- Check to see if the new line of business is covered in any existing trademark registrations. If not, then consider filing a new application (or an application to extend the existing registration) to include the new products or services.
Moving to online sales
E-commerce was already an established way of doing business well prior to the onset of COVID-19. However, many enterprises have either just started doing business online as a result of not being able to operate traditional bricks-and-mortar locations, or have significantly expanded their online offerings.
There are several trademark considerations to take into account when moving to an online sales platform, or increasing a business’ online presence. These include the following:
- Secure key domain names and social media handles, if this has not already been done.
- Ensure that any photographs, videos or other materials appearing on the website have been appropriately licensed if not owned directly by the business that is operating the website.
- If a logo will be used as the profile picture on social media accounts, consider registering that logo as a trademark, AND ensure that your business owns the copyright in the logo. This latter point is often missed. A logo is usually considered a work of art for copyright purposes. In Canada, the first owner of the copyright is generally the author of the work, i.e. the person who actually created the work. A business should ensure that ownership of copyright is actually vested in the business, and not with the individual author. If not already addressed in a contract, it can be rectified through a simple copyright assignment.
- If online sales will make the products/services available outside of Canada, consider vetting the trademark in other countries for potential allegations of infringement. Often, online platforms will extend the reach of a customer base beyond Canadian borders. If orders from outside Canada can be fulfilled, and if the online platform does not restrict the locations of potential customers, the trademarks that appear in the online platform could be deemed to be used in countries outside of Canada. This opens a business up to potential allegations of trademark infringement in other jurisdictions. An ounce of prevention can go a long way to mitigating the consequences of such an outcome. Clearance searches can be done, and/or the reach of the platform can be restricted to avoid the trademark being used in other countries.
Maintaining a robust brand

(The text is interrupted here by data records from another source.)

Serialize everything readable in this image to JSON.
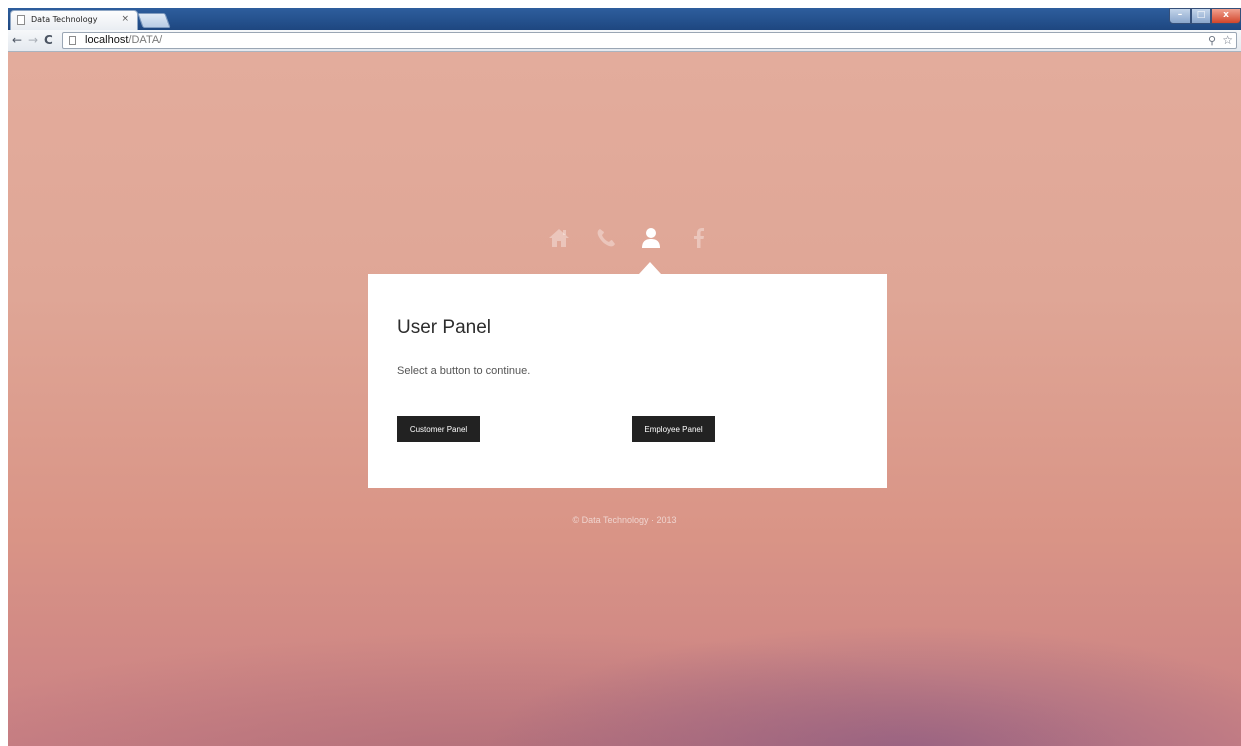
{
  "browser": {
    "tab_title": "Data Technology",
    "tab_close": "×",
    "url_host": "localhost",
    "url_path": "/DATA/",
    "back_icon": "←",
    "forward_icon": "→",
    "reload_icon": "C",
    "zoom_icon": "⚲",
    "star_icon": "☆",
    "window_controls": {
      "minimize": "–",
      "maximize": "□",
      "close": "x"
    }
  },
  "nav_icons": [
    "home-icon",
    "phone-icon",
    "user-icon",
    "facebook-icon"
  ],
  "panel": {
    "title": "User Panel",
    "subtitle": "Select a button to continue.",
    "buttons": [
      {
        "label": "Customer Panel"
      },
      {
        "label": "Employee Panel"
      }
    ]
  },
  "footer": {
    "text": "© Data Technology  ·  2013"
  },
  "colors": {
    "background_top": "#e3ac9c",
    "background_bottom": "#c98084",
    "panel": "#ffffff",
    "button": "#222222"
  }
}
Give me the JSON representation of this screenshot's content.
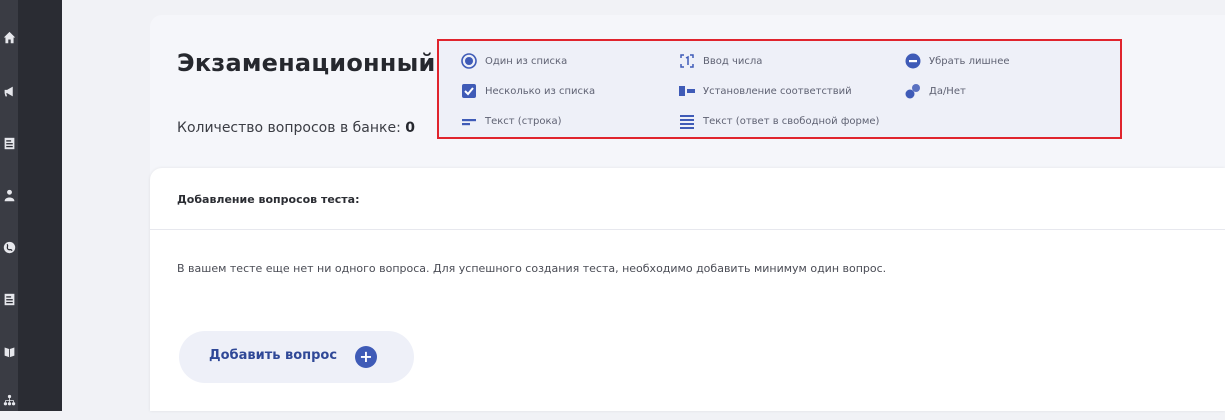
{
  "header": {
    "title": "Экзаменационный",
    "bank_count_label": "Количество вопросов в банке:",
    "bank_count_value": "0"
  },
  "question_types": [
    {
      "label": "Один из списка",
      "icon": "radio-icon"
    },
    {
      "label": "Несколько из списка",
      "icon": "checkbox-icon"
    },
    {
      "label": "Текст (строка)",
      "icon": "text-line-icon"
    },
    {
      "label": "Ввод числа",
      "icon": "number-input-icon"
    },
    {
      "label": "Установление соответствий",
      "icon": "matching-icon"
    },
    {
      "label": "Текст (ответ в свободной форме)",
      "icon": "text-block-icon"
    },
    {
      "label": "Убрать лишнее",
      "icon": "remove-extra-icon"
    },
    {
      "label": "Да/Нет",
      "icon": "yes-no-icon"
    }
  ],
  "main": {
    "section_title": "Добавление вопросов теста:",
    "empty_message": "В вашем тесте еще нет ни одного вопроса. Для успешного создания теста, необходимо добавить минимум один вопрос.",
    "add_button_label": "Добавить вопрос",
    "add_button_icon": "plus-icon"
  },
  "sidebar": {
    "items": [
      "home-icon",
      "megaphone-icon",
      "document-icon",
      "users-icon",
      "globe-icon",
      "document-icon",
      "book-icon",
      "org-icon"
    ]
  },
  "colors": {
    "accent": "#3f5bb7",
    "highlight_border": "#e0242d",
    "sidebar": "#2a2c33"
  }
}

The pandemic may also provide an opportunity to attend to various “housekeeping” tasks that are often overlooked. When it comes to trademarks, the following points are key to maintaining a healthy portfolio:
- Engage in an audit of key brands. This means that businesses should check to see what trademarks (including main marks and variations) are currently being used, and compare those against applications which have already been filed and registrations which have already been issued. If there are gaps, then fresh applications should be filed to fill those gaps. Also, it is common for trademarks (especially logos) to change over time. Any changes which might be considered substantial could result in a registration for an older version of the logo to be invalidated on the basis that the older version is no longer being used. To guard against loss of rights, fresh filings should be made as brands evolve.
- Implement or review a style guide. In a similar vein to the last point above, it is important to ensure that trademarks are used in the same way in which they were registered. Thus, anyone in the business that produces marketing material must be advised on specific usage of the mark. This includes features such as fonts, sizing and colours. This also includes proper marking (e.g. R or TM as appropriate), as well as language where applicable indicating that the trademark is being used under license.
With proper care, the value of a brand can be maintained and even enhanced while businesses forge through the pandemic. For specific advice that is tailored to your business, please contact us.